*** Opening of DATA EXTRACT ***

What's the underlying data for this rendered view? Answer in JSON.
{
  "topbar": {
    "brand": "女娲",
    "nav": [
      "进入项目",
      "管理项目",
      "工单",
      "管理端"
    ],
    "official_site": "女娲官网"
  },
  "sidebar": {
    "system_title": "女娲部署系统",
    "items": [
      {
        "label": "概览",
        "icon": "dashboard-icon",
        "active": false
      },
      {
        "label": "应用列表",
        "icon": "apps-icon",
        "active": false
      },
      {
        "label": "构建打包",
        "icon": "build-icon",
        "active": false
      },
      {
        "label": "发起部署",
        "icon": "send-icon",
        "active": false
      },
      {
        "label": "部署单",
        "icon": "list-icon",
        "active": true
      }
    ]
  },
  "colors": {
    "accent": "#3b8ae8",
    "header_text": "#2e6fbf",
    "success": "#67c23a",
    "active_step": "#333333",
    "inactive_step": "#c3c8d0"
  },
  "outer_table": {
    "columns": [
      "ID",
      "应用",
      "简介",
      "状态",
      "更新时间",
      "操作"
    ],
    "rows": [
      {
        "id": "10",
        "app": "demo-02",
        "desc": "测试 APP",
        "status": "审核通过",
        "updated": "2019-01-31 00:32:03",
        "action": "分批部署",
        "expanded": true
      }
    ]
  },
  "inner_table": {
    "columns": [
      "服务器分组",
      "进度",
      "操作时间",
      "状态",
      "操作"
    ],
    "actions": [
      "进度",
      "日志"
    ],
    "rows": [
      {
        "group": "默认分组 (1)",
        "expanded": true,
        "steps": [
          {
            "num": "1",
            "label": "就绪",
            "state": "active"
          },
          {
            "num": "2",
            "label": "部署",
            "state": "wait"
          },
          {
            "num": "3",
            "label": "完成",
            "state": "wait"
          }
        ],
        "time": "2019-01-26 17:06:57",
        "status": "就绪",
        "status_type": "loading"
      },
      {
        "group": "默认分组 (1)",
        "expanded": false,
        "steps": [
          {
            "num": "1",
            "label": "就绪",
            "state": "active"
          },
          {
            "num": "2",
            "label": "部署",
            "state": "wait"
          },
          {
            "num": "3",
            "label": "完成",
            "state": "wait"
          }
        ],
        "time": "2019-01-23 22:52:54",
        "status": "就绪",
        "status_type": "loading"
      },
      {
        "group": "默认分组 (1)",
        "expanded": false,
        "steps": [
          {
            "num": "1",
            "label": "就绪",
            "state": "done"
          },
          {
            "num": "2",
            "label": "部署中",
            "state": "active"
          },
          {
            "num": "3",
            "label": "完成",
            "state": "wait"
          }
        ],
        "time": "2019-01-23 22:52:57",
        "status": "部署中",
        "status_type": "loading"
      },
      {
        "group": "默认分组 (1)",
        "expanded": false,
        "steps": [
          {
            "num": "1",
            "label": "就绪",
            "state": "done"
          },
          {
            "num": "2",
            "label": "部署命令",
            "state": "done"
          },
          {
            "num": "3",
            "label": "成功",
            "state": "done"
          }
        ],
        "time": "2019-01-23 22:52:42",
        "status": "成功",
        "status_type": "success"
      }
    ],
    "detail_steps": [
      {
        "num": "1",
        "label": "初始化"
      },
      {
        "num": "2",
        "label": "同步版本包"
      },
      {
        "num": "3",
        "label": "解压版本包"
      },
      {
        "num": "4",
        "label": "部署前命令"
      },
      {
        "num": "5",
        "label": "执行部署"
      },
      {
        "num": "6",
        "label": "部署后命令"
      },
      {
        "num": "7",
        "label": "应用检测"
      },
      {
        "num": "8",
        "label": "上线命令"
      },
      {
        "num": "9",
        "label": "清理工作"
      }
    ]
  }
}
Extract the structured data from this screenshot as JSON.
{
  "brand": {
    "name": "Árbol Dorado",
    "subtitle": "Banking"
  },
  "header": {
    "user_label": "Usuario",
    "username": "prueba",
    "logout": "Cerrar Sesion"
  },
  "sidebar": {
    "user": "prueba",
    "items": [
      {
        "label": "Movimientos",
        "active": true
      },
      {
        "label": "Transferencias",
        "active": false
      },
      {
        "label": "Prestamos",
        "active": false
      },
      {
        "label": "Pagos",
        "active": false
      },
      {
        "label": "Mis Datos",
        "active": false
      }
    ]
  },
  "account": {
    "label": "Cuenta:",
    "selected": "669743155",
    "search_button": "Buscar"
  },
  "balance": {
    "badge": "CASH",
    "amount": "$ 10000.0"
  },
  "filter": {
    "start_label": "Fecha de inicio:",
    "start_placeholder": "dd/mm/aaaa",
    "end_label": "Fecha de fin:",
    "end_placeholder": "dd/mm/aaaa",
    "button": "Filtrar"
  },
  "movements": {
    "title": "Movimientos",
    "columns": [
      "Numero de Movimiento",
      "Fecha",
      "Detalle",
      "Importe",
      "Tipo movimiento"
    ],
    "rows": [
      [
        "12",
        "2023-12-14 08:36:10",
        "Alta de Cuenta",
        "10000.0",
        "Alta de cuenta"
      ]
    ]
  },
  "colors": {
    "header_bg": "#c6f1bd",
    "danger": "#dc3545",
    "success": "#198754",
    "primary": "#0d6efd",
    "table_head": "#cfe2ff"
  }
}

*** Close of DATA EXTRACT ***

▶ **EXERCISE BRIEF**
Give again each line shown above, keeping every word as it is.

▶ **EXPECTED OUTPUT**
What's the underlying data for this rendered view? Answer in JSON.
{
  "topbar": {
    "brand": "女娲",
    "nav": [
      "进入项目",
      "管理项目",
      "工单",
      "管理端"
    ],
    "official_site": "女娲官网"
  },
  "sidebar": {
    "system_title": "女娲部署系统",
    "items": [
      {
        "label": "概览",
        "icon": "dashboard-icon",
        "active": false
      },
      {
        "label": "应用列表",
        "icon": "apps-icon",
        "active": false
      },
      {
        "label": "构建打包",
        "icon": "build-icon",
        "active": false
      },
      {
        "label": "发起部署",
        "icon": "send-icon",
        "active": false
      },
      {
        "label": "部署单",
        "icon": "list-icon",
        "active": true
      }
    ]
  },
  "colors": {
    "accent": "#3b8ae8",
    "header_text": "#2e6fbf",
    "success": "#67c23a",
    "active_step": "#333333",
    "inactive_step": "#c3c8d0"
  },
  "outer_table": {
    "columns": [
      "ID",
      "应用",
      "简介",
      "状态",
      "更新时间",
      "操作"
    ],
    "rows": [
      {
        "id": "10",
        "app": "demo-02",
        "desc": "测试 APP",
        "status": "审核通过",
        "updated": "2019-01-31 00:32:03",
        "action": "分批部署",
        "expanded": true
      }
    ]
  },
  "inner_table": {
    "columns": [
      "服务器分组",
      "进度",
      "操作时间",
      "状态",
      "操作"
    ],
    "actions": [
      "进度",
      "日志"
    ],
    "rows": [
      {
        "group": "默认分组 (1)",
        "expanded": true,
        "steps": [
          {
            "num": "1",
            "label": "就绪",
            "state": "active"
          },
          {
            "num": "2",
            "label": "部署",
            "state": "wait"
          },
          {
            "num": "3",
            "label": "完成",
            "state": "wait"
          }
        ],
        "time": "2019-01-26 17:06:57",
        "status": "就绪",
        "status_type": "loading"
      },
      {
        "group": "默认分组 (1)",
        "expanded": false,
        "steps": [
          {
            "num": "1",
            "label": "就绪",
            "state": "active"
          },
          {
            "num": "2",
            "label": "部署",
            "state": "wait"
          },
          {
            "num": "3",
            "label": "完成",
            "state": "wait"
          }
        ],
        "time": "2019-01-23 22:52:54",
        "status": "就绪",
        "status_type": "loading"
      },
      {
        "group": "默认分组 (1)",
        "expanded": false,
        "steps": [
          {
            "num": "1",
            "label": "就绪",
            "state": "done"
          },
          {
            "num": "2",
            "label": "部署中",
            "state": "active"
          },
          {
            "num": "3",
            "label": "完成",
            "state": "wait"
          }
        ],
        "time": "2019-01-23 22:52:57",
        "status": "部署中",
        "status_type": "loading"
      },
      {
        "group": "默认分组 (1)",
        "expanded": false,
        "steps": [
          {
            "num": "1",
            "label": "就绪",
            "state": "done"
          },
          {
            "num": "2",
            "label": "部署命令",
            "state": "done"
          },
          {
            "num": "3",
            "label": "成功",
            "state": "done"
          }
        ],
        "time": "2019-01-23 22:52:42",
        "status": "成功",
        "status_type": "success"
      }
    ],
    "detail_steps": [
      {
        "num": "1",
        "label": "初始化"
      },
      {
        "num": "2",
        "label": "同步版本包"
      },
      {
        "num": "3",
        "label": "解压版本包"
      },
      {
        "num": "4",
        "label": "部署前命令"
      },
      {
        "num": "5",
        "label": "执行部署"
      },
      {
        "num": "6",
        "label": "部署后命令"
      },
      {
        "num": "7",
        "label": "应用检测"
      },
      {
        "num": "8",
        "label": "上线命令"
      },
      {
        "num": "9",
        "label": "清理工作"
      }
    ]
  }
}
Extract the structured data from this screenshot as JSON.
{
  "brand": {
    "name": "Árbol Dorado",
    "subtitle": "Banking"
  },
  "header": {
    "user_label": "Usuario",
    "username": "prueba",
    "logout": "Cerrar Sesion"
  },
  "sidebar": {
    "user": "prueba",
    "items": [
      {
        "label": "Movimientos",
        "active": true
      },
      {
        "label": "Transferencias",
        "active": false
      },
      {
        "label": "Prestamos",
        "active": false
      },
      {
        "label": "Pagos",
        "active": false
      },
      {
        "label": "Mis Datos",
        "active": false
      }
    ]
  },
  "account": {
    "label": "Cuenta:",
    "selected": "669743155",
    "search_button": "Buscar"
  },
  "balance": {
    "badge": "CASH",
    "amount": "$ 10000.0"
  },
  "filter": {
    "start_label": "Fecha de inicio:",
    "start_placeholder": "dd/mm/aaaa",
    "end_label": "Fecha de fin:",
    "end_placeholder": "dd/mm/aaaa",
    "button": "Filtrar"
  },
  "movements": {
    "title": "Movimientos",
    "columns": [
      "Numero de Movimiento",
      "Fecha",
      "Detalle",
      "Importe",
      "Tipo movimiento"
    ],
    "rows": [
      [
        "12",
        "2023-12-14 08:36:10",
        "Alta de Cuenta",
        "10000.0",
        "Alta de cuenta"
      ]
    ]
  },
  "colors": {
    "header_bg": "#c6f1bd",
    "danger": "#dc3545",
    "success": "#198754",
    "primary": "#0d6efd",
    "table_head": "#cfe2ff"
  }
}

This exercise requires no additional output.